As it became clear that this pandemic was not going to be a flash in the pan, UKI leapt first with a video agility program. I scanned the rules. They are weirdly restrictive. I think they required that you had your own equipment or something like that. What is up with that? So, no.
Next USDAA took a dive off the ten-foot platform into the world of video titling. Let it be said that USDAA is an organization that has successfully marketed itself as the toughest, the most butch of the agility sanctioning groups. While AKC trials look like a book club for senior citizens, USDAA trials are awash in testosterone.

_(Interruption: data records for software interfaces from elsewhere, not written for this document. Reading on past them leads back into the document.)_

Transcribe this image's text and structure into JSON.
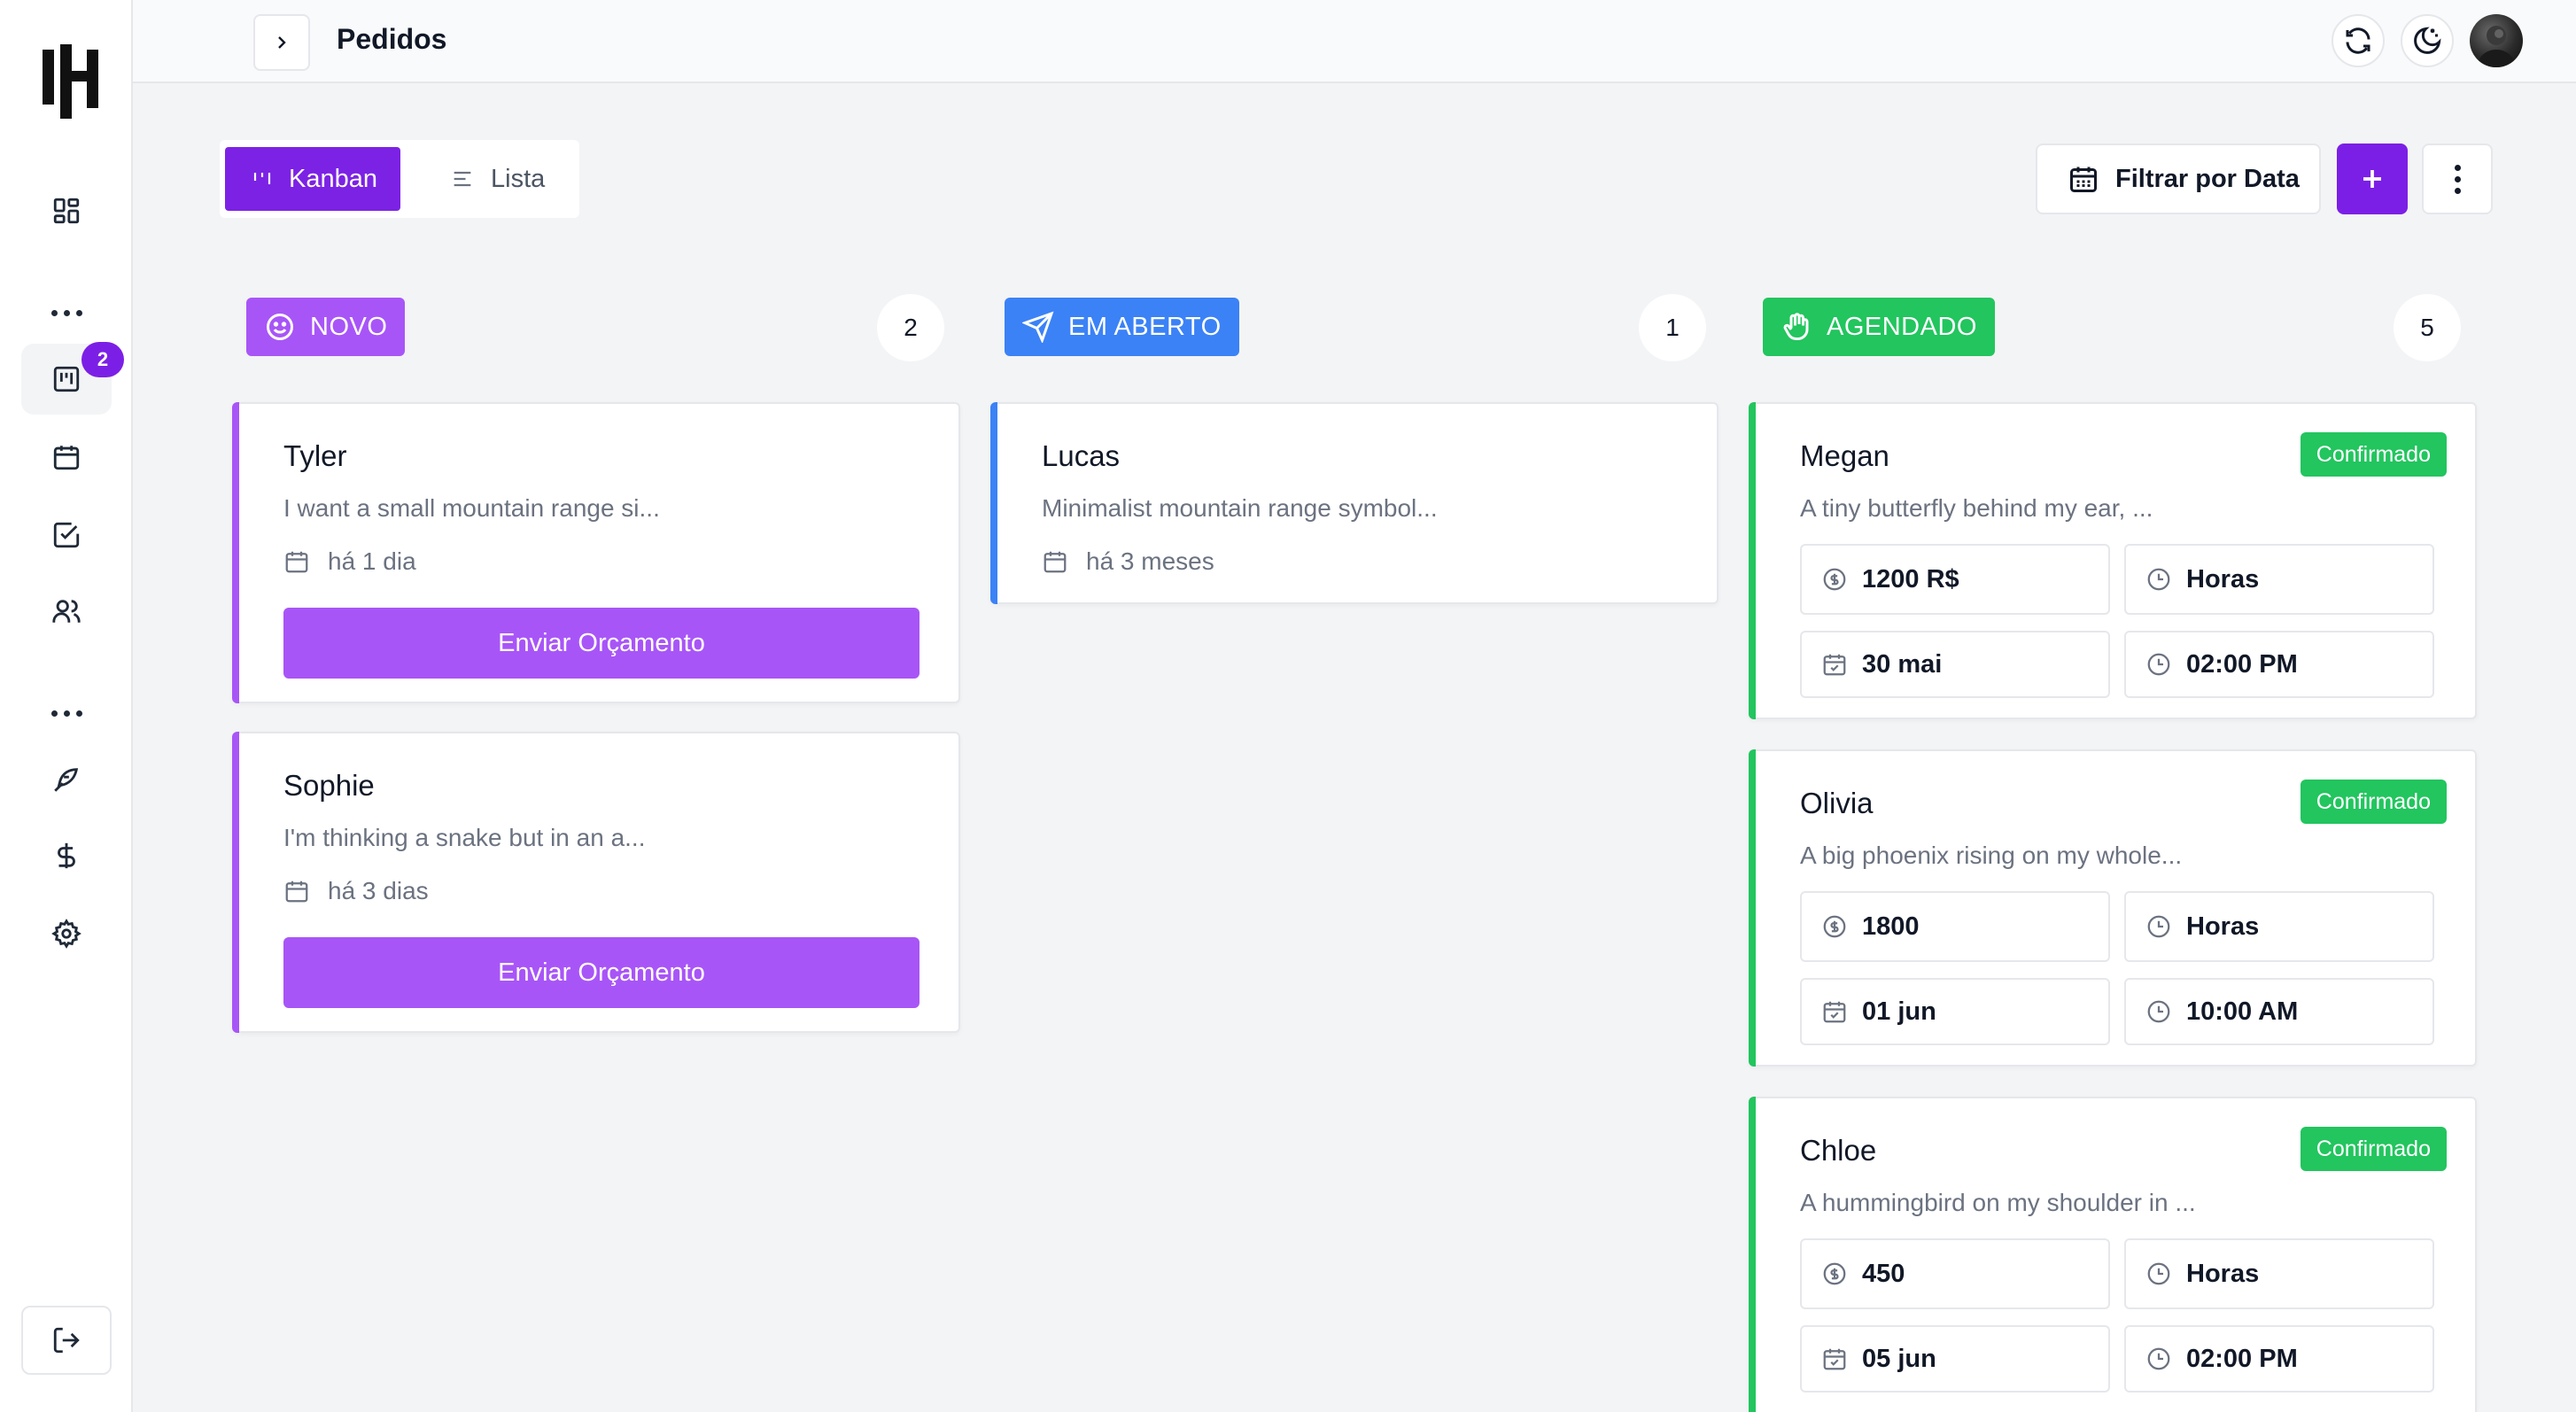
{
  "header": {
    "title": "Pedidos"
  },
  "sidebar": {
    "badge": "2"
  },
  "toolbar": {
    "kanban_label": "Kanban",
    "lista_label": "Lista",
    "filter_label": "Filtrar por Data"
  },
  "colors": {
    "brand": "#7c1fe6",
    "novo": "#a855f7",
    "em_aberto": "#3b82f6",
    "agendado": "#22c55e"
  },
  "columns": [
    {
      "label": "NOVO",
      "count": "2",
      "icon": "smile-icon",
      "cards": [
        {
          "name": "Tyler",
          "description": "I want a small mountain range si...",
          "date": "há 1 dia",
          "action": "Enviar Orçamento"
        },
        {
          "name": "Sophie",
          "description": "I'm thinking a snake but in an a...",
          "date": "há 3 dias",
          "action": "Enviar Orçamento"
        }
      ]
    },
    {
      "label": "EM ABERTO",
      "count": "1",
      "icon": "send-icon",
      "cards": [
        {
          "name": "Lucas",
          "description": "Minimalist mountain range symbol...",
          "date": "há 3 meses"
        }
      ]
    },
    {
      "label": "AGENDADO",
      "count": "5",
      "icon": "hand-icon",
      "cards": [
        {
          "name": "Megan",
          "status": "Confirmado",
          "description": "A tiny butterfly behind my ear, ...",
          "price": "1200 R$",
          "duration": "Horas",
          "date": "30 mai",
          "time": "02:00 PM"
        },
        {
          "name": "Olivia",
          "status": "Confirmado",
          "description": "A big phoenix rising on my whole...",
          "price": "1800",
          "duration": "Horas",
          "date": "01 jun",
          "time": "10:00 AM"
        },
        {
          "name": "Chloe",
          "status": "Confirmado",
          "description": "A hummingbird on my shoulder in ...",
          "price": "450",
          "duration": "Horas",
          "date": "05 jun",
          "time": "02:00 PM"
        }
      ]
    }
  ]
}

I do not know USDAA’s motivation, but they got it right in a big way. Here is the big-ticket item:
All Qs earned in the video program (called USDAA@Home) apply to the regular titling program. If you earn a Q in Starters Jumpers, it applies to your regular Starters Jumpers title. The program is not some weird, who-cares titling program. How cool and wise is that?
I confess that our agility training group had been meeting throughout the pandemic lockdown. A cluster of old rebels with a lot of hand sanitizer. Everyone leapt on board right away. Within a week, we had rented an agility field, entered the trials, and downloaded the maps. We decided to tackle Starters Jumpers, Gamblers, and Snooker.

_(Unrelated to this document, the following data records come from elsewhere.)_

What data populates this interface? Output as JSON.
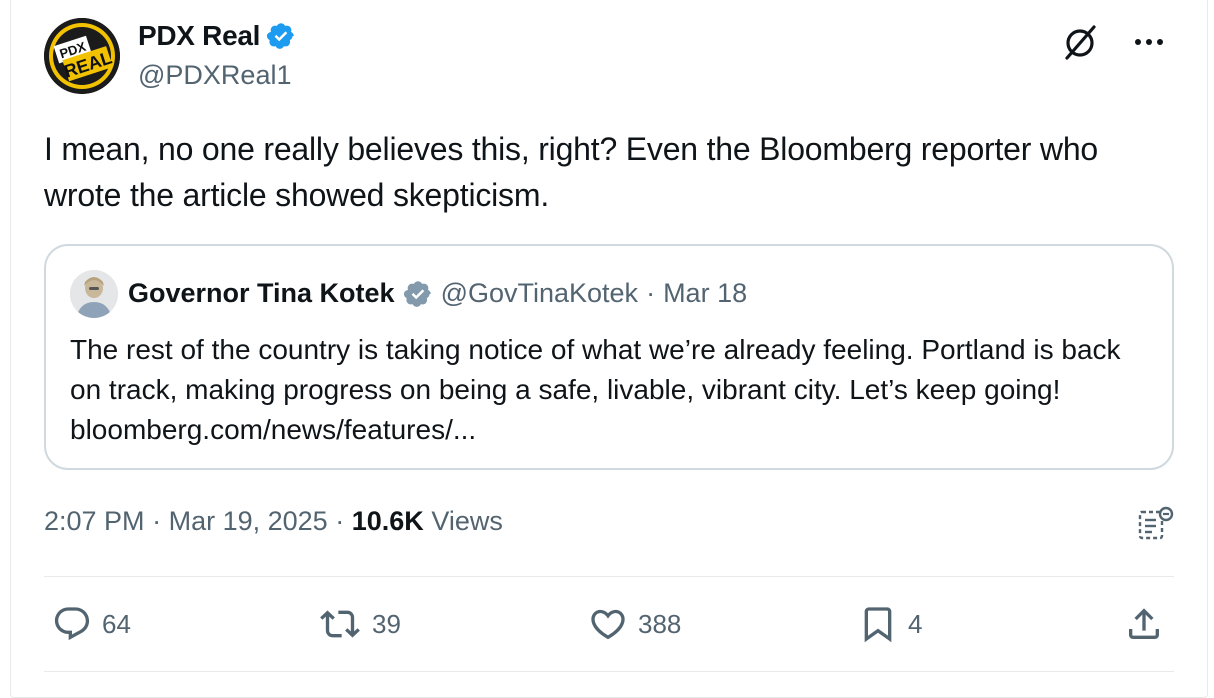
{
  "author": {
    "display_name": "PDX Real",
    "handle": "@PDXReal1",
    "avatar_text_top": "PDX",
    "avatar_text_bottom": "REAL"
  },
  "tweet": {
    "text": "I mean, no one really believes this, right? Even the Bloomberg reporter who wrote the article showed skepticism."
  },
  "quoted": {
    "display_name": "Governor Tina Kotek",
    "handle": "@GovTinaKotek",
    "separator": "·",
    "date": "Mar 18",
    "text": "The rest of the country is taking notice of what we’re already feeling. Portland is back on track, making progress on being a safe, livable, vibrant city. Let’s keep going! bloomberg.com/news/features/..."
  },
  "meta": {
    "time": "2:07 PM",
    "separator": "·",
    "date": "Mar 19, 2025",
    "views_count": "10.6K",
    "views_label": "Views"
  },
  "actions": {
    "replies": "64",
    "reposts": "39",
    "likes": "388",
    "bookmarks": "4"
  },
  "icons": {
    "verified_color": "#1d9bf0",
    "gov_badge_color": "#829aab",
    "secondary_text": "#536471"
  }
}
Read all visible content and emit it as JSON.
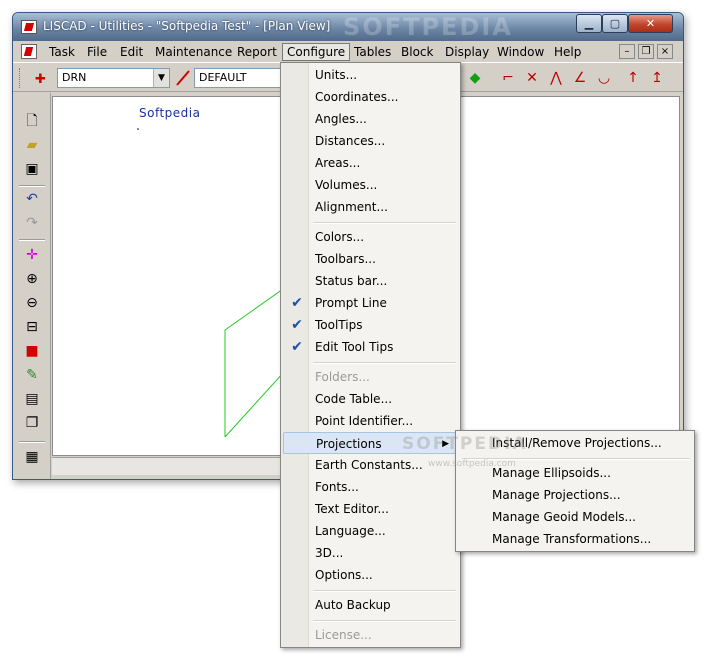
{
  "window": {
    "title": "LISCAD - Utilities - \"Softpedia Test\" - [Plan View]",
    "watermark": "SOFTPEDIA"
  },
  "titlebar_buttons": {
    "minimize": "▁",
    "maximize": "▢",
    "close": "✕"
  },
  "menubar": {
    "items": [
      "Task",
      "File",
      "Edit",
      "Maintenance",
      "Report",
      "Configure",
      "Tables",
      "Block",
      "Display",
      "Window",
      "Help"
    ],
    "active": "Configure",
    "mdi_minimize": "–",
    "mdi_restore": "❐",
    "mdi_close": "×"
  },
  "toolbar": {
    "point_combo_value": "DRN",
    "layer_combo_value": "DEFAULT"
  },
  "canvas": {
    "label": "Softpedia"
  },
  "configure_menu": {
    "groups": [
      [
        {
          "label": "Units..."
        },
        {
          "label": "Coordinates..."
        },
        {
          "label": "Angles..."
        },
        {
          "label": "Distances..."
        },
        {
          "label": "Areas..."
        },
        {
          "label": "Volumes..."
        },
        {
          "label": "Alignment..."
        }
      ],
      [
        {
          "label": "Colors..."
        },
        {
          "label": "Toolbars..."
        },
        {
          "label": "Status bar..."
        },
        {
          "label": "Prompt Line",
          "checked": true
        },
        {
          "label": "ToolTips",
          "checked": true
        },
        {
          "label": "Edit Tool Tips",
          "checked": true
        }
      ],
      [
        {
          "label": "Folders...",
          "disabled": true
        },
        {
          "label": "Code Table..."
        },
        {
          "label": "Point Identifier..."
        },
        {
          "label": "Projections",
          "submenu": true,
          "highlight": true
        },
        {
          "label": "Earth Constants..."
        },
        {
          "label": "Fonts..."
        },
        {
          "label": "Text Editor..."
        },
        {
          "label": "Language..."
        },
        {
          "label": "3D..."
        },
        {
          "label": "Options..."
        }
      ],
      [
        {
          "label": "Auto Backup"
        }
      ],
      [
        {
          "label": "License...",
          "disabled": true
        }
      ]
    ]
  },
  "projections_menu": {
    "groups": [
      [
        {
          "label": "Install/Remove Projections..."
        }
      ],
      [
        {
          "label": "Manage Ellipsoids..."
        },
        {
          "label": "Manage Projections..."
        },
        {
          "label": "Manage Geoid Models..."
        },
        {
          "label": "Manage Transformations..."
        }
      ]
    ]
  },
  "overlay_watermark": {
    "main": "SOFTPEDIA",
    "url": "www.softpedia.com"
  },
  "colors": {
    "accent": "#dbe6f4",
    "check": "#1b4fa8",
    "drawing": "#22cc22"
  }
}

I want to be clear that none of us had much experience setting up courses. Despite the Starters course being only 40 x 60, we were challenged. Laurel and Hardy challenged. I wish I had a video of us setting up our first Jumpers – which only had 7 jumps. I came to love a long rope that one member brought with marks every ten feet. Is it wrong to love a rope?

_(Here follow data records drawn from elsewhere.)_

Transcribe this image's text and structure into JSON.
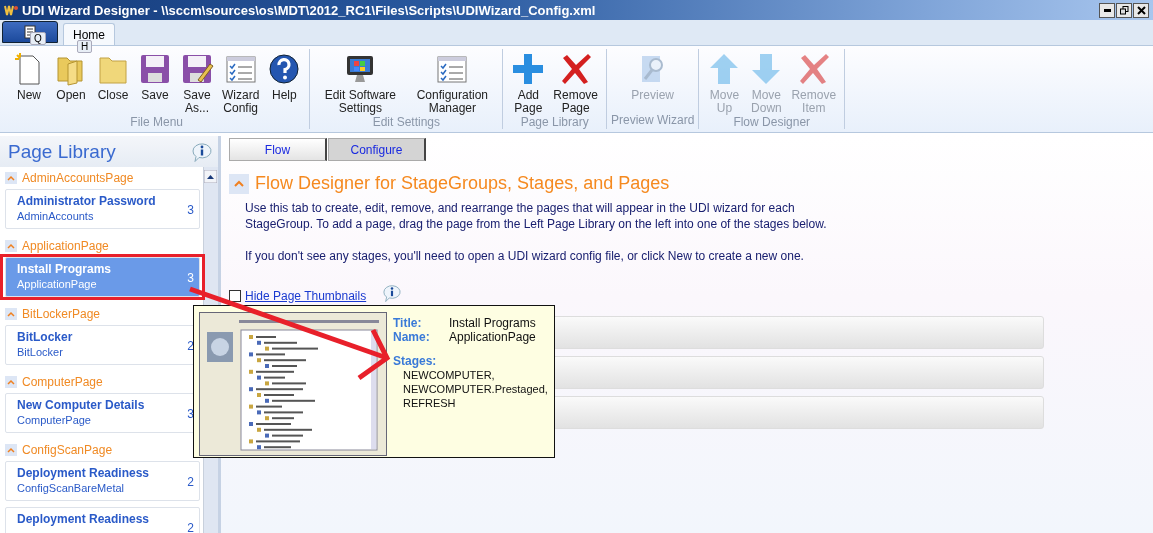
{
  "window": {
    "title": "UDI Wizard Designer - \\\\sccm\\sources\\os\\MDT\\2012_RC1\\Files\\Scripts\\UDIWizard_Config.xml"
  },
  "app_menu": {
    "key_tip": "Q"
  },
  "ribbon_tabs": [
    {
      "label": "Home",
      "key_tip": "H",
      "selected": true
    }
  ],
  "ribbon_groups": [
    {
      "label": "File Menu",
      "disabled": false,
      "buttons": [
        {
          "kind": "new",
          "label": "New"
        },
        {
          "kind": "open",
          "label": "Open"
        },
        {
          "kind": "close",
          "label": "Close"
        },
        {
          "kind": "save",
          "label": "Save"
        },
        {
          "kind": "saveas",
          "label": "Save As..."
        },
        {
          "kind": "checklist",
          "label": "Wizard Config"
        },
        {
          "kind": "help",
          "label": "Help"
        }
      ]
    },
    {
      "label": "Edit Settings",
      "disabled": false,
      "buttons": [
        {
          "kind": "monitor",
          "label": "Edit Software Settings"
        },
        {
          "kind": "checklist",
          "label": "Configuration Manager"
        }
      ]
    },
    {
      "label": "Page Library",
      "disabled": false,
      "buttons": [
        {
          "kind": "plus",
          "label": "Add Page"
        },
        {
          "kind": "x",
          "label": "Remove Page"
        }
      ]
    },
    {
      "label": "Preview Wizard",
      "disabled": true,
      "buttons": [
        {
          "kind": "preview",
          "label": "Preview"
        }
      ]
    },
    {
      "label": "Flow Designer",
      "disabled": true,
      "buttons": [
        {
          "kind": "up",
          "label": "Move Up"
        },
        {
          "kind": "down",
          "label": "Move Down"
        },
        {
          "kind": "x",
          "label": "Remove Item"
        }
      ]
    }
  ],
  "sidebar": {
    "title": "Page Library",
    "groups": [
      {
        "name": "AdminAccountsPage",
        "items": [
          {
            "title": "Administrator Password",
            "subtitle": "AdminAccounts",
            "count": "3",
            "selected": false
          }
        ]
      },
      {
        "name": "ApplicationPage",
        "items": [
          {
            "title": "Install Programs",
            "subtitle": "ApplicationPage",
            "count": "3",
            "selected": true
          }
        ]
      },
      {
        "name": "BitLockerPage",
        "items": [
          {
            "title": "BitLocker",
            "subtitle": "BitLocker",
            "count": "2",
            "selected": false
          }
        ]
      },
      {
        "name": "ComputerPage",
        "items": [
          {
            "title": "New Computer Details",
            "subtitle": "ComputerPage",
            "count": "3",
            "selected": false
          }
        ]
      },
      {
        "name": "ConfigScanPage",
        "items": [
          {
            "title": "Deployment Readiness",
            "subtitle": "ConfigScanBareMetal",
            "count": "2",
            "selected": false
          },
          {
            "title": "Deployment Readiness",
            "count": "2",
            "selected": false
          }
        ]
      }
    ]
  },
  "content_tabs": [
    {
      "label": "Flow",
      "selected": true
    },
    {
      "label": "Configure",
      "selected": false
    }
  ],
  "section": {
    "title": "Flow Designer for StageGroups, Stages, and Pages",
    "paragraphs": [
      "Use this tab to create, edit, remove, and rearrange the pages that will appear in the UDI wizard for each StageGroup. To add a page, drag the page from the Left Page Library on the left into one of the stages below.",
      "If you don't see any stages, you'll need to open a UDI wizard config file, or click New to create a new one."
    ]
  },
  "hide_thumbnails": {
    "label": "Hide Page Thumbnails",
    "checked": false
  },
  "tooltip": {
    "title_label": "Title:",
    "title": "Install Programs",
    "name_label": "Name:",
    "name": "ApplicationPage",
    "stages_label": "Stages:",
    "stages": [
      "NEWCOMPUTER,",
      "NEWCOMPUTER.Prestaged,",
      "REFRESH"
    ]
  }
}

That first night, we did eventually run Jumpers and Gamblers, both of which have two short courses. You have to run both successfully to earn a Q. At that point we were exhausted, and night was falling. We took our dogs and rope and headed home.
The next challenge was uploading our individual videos to YouTube and sending a link to USDAA. Each handler is on their own here. None of us knew exactly how to do this. I read directions, whimpered, hollered. Eventually I thought I had successfully shared the videos with USDAA. When I checked back the next day, it became obvious that one of my links was to an art supply store that had nothing to do with agility. USDAA has been very kind with efforts to help.
Since that first evening, our group has set up and run the Starters Snooker (is that game ever easy?), another Starters Jumpers and Starters Standard. Videos have been uploaded without tears. We have tamed the trial calendar, which is tricky for reasons I won’t try to explain. We are in the game. USDAA is working to smooth some of the rough edges of a program I think they created fairly quickly.
Interestingly, AKC announced an agility video program just last week. They already had video options for titles in novice rally and tricks. They must have seen the writing on the wall that they should add agility. But where USDAA has done it right, the AKC program is grey and pasty. The six people who still work at AKC must be exhausted or demoralized. Their agility program creates a separate category of video titles, and generally, it is devoid of excitement. I am an avid AKC competitor in normal times, so I find this sad and unfortunate.
I don’t know what will happen when on-site trials fire up again. But in the meantime, I am off to sign up for the next USDAA trial.